Schnorr locking washers - where not to use (and where to use)
Moto Guzzi V700, V7 Special, Ambassador, 850 GT, 850 GT California, Eldorado, and 850 California Police models
It is no secret that I'm not a fan of the original
bendy tabs that Moto Guzzi used to prevent many bolts from coming loose. It isn't that bendy tabs aren't effective, but rather they are inconvenient to work with. For that reason, I've been using Schnorr washers in their place.
Indeed, Moto Guzzi has moved to using Schnorr washers on some fasteners with many of the more modern machines they have produced.
Unfortunately, I extended the use of Schnorr washers to locations where they should not be used.
Specifically, I used Schnorr washers to secure a brand new rear main bearing flange to the crankcase in my Ambassador. That was 15,000 miles ago.
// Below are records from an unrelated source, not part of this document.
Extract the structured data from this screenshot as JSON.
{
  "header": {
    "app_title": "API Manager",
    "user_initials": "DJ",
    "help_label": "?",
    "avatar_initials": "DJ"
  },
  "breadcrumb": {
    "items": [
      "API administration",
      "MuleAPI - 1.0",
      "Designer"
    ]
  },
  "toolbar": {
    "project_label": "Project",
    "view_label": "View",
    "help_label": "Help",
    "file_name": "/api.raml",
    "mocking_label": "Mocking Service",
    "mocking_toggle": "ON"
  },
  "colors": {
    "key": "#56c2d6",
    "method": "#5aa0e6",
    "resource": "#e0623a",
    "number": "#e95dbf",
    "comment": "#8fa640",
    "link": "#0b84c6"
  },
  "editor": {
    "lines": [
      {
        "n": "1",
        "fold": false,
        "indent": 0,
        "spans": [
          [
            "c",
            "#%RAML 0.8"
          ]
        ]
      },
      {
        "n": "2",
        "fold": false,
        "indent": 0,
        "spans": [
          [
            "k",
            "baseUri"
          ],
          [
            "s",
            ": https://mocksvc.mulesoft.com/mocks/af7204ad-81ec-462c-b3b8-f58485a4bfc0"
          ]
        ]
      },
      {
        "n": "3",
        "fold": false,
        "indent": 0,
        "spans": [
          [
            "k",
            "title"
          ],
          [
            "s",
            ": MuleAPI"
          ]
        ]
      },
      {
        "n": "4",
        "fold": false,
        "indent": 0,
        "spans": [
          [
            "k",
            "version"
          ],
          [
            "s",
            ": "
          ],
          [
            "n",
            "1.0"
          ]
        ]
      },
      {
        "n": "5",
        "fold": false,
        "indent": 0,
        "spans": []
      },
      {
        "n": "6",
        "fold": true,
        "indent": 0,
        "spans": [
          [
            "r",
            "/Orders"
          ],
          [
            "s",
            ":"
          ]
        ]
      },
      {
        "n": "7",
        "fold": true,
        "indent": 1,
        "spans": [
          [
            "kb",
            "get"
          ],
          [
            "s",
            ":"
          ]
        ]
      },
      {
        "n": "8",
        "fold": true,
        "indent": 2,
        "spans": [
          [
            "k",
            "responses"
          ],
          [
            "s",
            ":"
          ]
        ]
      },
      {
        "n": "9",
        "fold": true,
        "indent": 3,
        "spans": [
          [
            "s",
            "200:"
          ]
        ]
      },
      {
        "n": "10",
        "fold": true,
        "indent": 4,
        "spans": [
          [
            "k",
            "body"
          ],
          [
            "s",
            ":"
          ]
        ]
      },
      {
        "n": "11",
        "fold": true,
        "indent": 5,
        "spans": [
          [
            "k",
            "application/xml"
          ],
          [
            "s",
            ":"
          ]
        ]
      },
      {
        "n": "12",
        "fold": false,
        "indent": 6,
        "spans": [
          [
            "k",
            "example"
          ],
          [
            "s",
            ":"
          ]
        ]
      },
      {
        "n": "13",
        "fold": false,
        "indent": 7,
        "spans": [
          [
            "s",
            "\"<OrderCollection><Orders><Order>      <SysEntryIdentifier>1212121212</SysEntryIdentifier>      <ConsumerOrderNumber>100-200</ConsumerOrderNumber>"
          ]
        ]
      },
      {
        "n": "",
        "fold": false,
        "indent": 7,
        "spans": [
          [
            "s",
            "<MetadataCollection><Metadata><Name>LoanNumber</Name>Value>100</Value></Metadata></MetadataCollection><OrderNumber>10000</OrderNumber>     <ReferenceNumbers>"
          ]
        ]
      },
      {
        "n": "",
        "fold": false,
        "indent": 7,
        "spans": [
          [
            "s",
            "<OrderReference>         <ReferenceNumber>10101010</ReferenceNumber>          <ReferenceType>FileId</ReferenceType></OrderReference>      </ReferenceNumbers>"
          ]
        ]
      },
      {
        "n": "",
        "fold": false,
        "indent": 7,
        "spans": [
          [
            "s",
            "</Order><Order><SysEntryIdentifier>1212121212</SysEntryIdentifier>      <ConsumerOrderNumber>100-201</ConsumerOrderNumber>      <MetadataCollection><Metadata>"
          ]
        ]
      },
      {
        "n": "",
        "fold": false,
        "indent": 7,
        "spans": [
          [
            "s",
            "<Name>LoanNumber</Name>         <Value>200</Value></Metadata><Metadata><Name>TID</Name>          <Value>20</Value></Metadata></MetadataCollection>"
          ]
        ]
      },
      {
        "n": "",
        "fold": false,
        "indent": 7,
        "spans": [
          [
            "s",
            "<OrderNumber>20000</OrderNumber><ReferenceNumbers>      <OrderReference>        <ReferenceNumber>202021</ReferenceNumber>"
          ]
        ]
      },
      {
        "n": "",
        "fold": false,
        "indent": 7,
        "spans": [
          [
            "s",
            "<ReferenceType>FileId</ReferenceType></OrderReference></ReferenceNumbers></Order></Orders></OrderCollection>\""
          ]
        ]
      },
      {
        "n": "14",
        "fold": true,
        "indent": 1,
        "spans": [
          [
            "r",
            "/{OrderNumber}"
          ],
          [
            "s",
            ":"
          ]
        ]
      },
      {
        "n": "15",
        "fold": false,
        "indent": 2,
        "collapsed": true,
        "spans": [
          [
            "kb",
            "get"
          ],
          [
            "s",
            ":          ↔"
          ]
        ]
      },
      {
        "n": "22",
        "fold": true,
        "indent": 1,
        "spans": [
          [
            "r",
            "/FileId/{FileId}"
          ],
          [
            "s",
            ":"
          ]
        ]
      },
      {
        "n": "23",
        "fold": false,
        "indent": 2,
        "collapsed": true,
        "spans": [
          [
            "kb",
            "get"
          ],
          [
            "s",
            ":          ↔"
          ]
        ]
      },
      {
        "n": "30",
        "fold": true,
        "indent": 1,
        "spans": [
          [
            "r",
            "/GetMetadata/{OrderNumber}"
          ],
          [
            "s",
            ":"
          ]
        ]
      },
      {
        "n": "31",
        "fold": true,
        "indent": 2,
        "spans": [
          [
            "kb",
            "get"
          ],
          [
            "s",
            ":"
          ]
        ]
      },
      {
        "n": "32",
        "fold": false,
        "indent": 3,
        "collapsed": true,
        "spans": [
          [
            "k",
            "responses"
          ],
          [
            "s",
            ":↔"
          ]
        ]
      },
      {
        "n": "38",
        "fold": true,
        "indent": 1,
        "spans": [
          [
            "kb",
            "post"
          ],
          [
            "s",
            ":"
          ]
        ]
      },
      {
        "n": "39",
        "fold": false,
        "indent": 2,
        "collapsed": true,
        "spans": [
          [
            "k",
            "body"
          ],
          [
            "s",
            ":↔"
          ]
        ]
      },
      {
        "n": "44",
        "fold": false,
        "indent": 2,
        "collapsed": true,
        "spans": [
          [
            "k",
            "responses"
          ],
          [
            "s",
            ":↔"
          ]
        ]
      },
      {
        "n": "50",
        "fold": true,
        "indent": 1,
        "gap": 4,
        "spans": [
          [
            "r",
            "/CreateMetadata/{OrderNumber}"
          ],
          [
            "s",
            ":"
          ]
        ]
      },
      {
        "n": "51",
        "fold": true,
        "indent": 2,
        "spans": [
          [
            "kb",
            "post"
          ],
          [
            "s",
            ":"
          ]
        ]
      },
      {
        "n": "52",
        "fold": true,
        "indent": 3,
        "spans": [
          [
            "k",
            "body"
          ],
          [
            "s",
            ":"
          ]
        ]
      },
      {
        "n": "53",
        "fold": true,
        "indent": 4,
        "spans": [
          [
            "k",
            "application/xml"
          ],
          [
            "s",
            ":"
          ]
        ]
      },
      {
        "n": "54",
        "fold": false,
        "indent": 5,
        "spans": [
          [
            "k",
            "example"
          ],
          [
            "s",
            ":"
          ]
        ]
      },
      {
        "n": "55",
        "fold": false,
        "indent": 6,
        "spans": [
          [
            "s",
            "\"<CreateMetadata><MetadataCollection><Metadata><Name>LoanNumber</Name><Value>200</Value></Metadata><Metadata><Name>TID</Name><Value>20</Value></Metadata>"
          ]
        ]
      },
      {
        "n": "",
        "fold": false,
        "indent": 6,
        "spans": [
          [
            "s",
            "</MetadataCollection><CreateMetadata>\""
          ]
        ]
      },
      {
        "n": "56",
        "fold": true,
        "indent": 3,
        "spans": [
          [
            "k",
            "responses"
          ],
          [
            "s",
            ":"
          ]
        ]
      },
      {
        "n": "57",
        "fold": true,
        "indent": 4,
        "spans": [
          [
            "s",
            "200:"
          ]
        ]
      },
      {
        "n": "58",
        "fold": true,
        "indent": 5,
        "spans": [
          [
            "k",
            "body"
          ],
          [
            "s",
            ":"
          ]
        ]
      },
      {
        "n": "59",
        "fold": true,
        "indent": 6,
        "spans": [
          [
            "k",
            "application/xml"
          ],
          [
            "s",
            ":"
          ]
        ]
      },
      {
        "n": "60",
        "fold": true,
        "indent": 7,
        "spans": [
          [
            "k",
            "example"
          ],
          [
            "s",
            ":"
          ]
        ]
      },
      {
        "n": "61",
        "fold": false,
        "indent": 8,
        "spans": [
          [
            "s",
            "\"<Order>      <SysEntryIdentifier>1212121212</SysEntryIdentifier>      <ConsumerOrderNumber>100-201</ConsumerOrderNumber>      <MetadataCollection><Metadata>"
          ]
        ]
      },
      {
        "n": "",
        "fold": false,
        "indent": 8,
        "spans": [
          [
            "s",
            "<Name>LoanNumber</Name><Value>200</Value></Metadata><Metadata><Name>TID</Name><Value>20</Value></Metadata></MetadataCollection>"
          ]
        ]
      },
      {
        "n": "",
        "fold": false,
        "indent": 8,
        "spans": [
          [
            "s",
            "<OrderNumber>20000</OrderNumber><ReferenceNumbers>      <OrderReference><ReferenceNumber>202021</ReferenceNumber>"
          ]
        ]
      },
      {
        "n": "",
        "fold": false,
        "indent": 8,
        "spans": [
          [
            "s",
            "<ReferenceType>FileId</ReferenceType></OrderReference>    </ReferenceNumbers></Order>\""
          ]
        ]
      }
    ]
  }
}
Two weeks ago when I rode home from the Phoenix MGNOC monthly Sunday morning breakfast, I discovered a trail of oil running out my driveway, down the street, and out my subdivision. Ug. Fortunately, the engine did not run out of oil. When we returned home from church, I pulled the Ambassador apart to see what had happened. I discovered that six of the eight bolts that secure the rear main bearing flange to the crankcase were loose. The only two bolts that were still tight were the bottom two bolts to which I had applied ThreeBond 1184 semidrying liquid gasket to prevent oil leaks.
How did the other six bolts
magically loosen? I know that used a block and a mallet to ensure the flange was fully seated against the block. I know that I used a torque wrench to properly torque each bolt to spec.
I bit of investigating quickly revealed the problem. The rear main bearing flange is made of aluminum. The Schnorr washers are - by design - quite thin. As I torqued the bolts to spec, the Schnorr washers became embedded within the aluminum of the rear main bearing flange. As they became embedded, the spring pressure of the washer was dramatically reduced. Eventually, with time and vibration, the bolts began backing out. The end result was oil being forced past the gasket into the bellhousing.
In short, I had applied the use of Schnorr washers to an inappropriate application.
If you take a look at the photo, you will clearly see a couple of things (all of the bolt holes were like this). First, the indentation from the Schnorr washers is clearly visible. Second, you can see a circular mark surrounding the Schnorr washer. This mark is from where the bolt came into contact with the flange and rotated. Clearly, the Schnorr washers embedded themselves deep enough into the aluminum that there was no longer sufficient pressure to prevent the bolts from loosening.
I did a bit more research into what Moto Guzzi is doing with the modern models they are producing:
- Guzzi uses Schnorr washers (and nothing else) to secure the flange on the rear drive case (they may
gluethat gasket on now???).
- Guzzi uses thick wave washers (MG# 03270300) to secure the rear main bearing flange to the crankcase.
- Guzzi uses thick wave washers (MG# 03270300) to secure the front main bearing flange to the crankcase.
So, what did I do? I found some thick wave washers in my stash and secured my rear main bearing flange with them. I also applied a dab of ThreeBond 1184 semidrying liquid gasket to each of the bolts (hey, it can't hurt). I'll be using wave washers from now on in this application.
Source for thick wave washers:
What about Schnorr washers? I'll continue to use them, but only when sandwiched between two steel pieces (as when securing the flywheel to the crankshaft or the ring gear to the flywheel).
By the way, I always use the original type fasteners when securing the connecting rod caps to the connecting rods. That is, if Moto Guzzi originally used the bendy tabs in that locations (as on V700 and Ambassador models), then I use bendy tabs in that location.
Alright, this is way too much information on a tiny subject. Unfortunately I've found it to be important. You can bet I'll be doing things a bit differently moving forward :>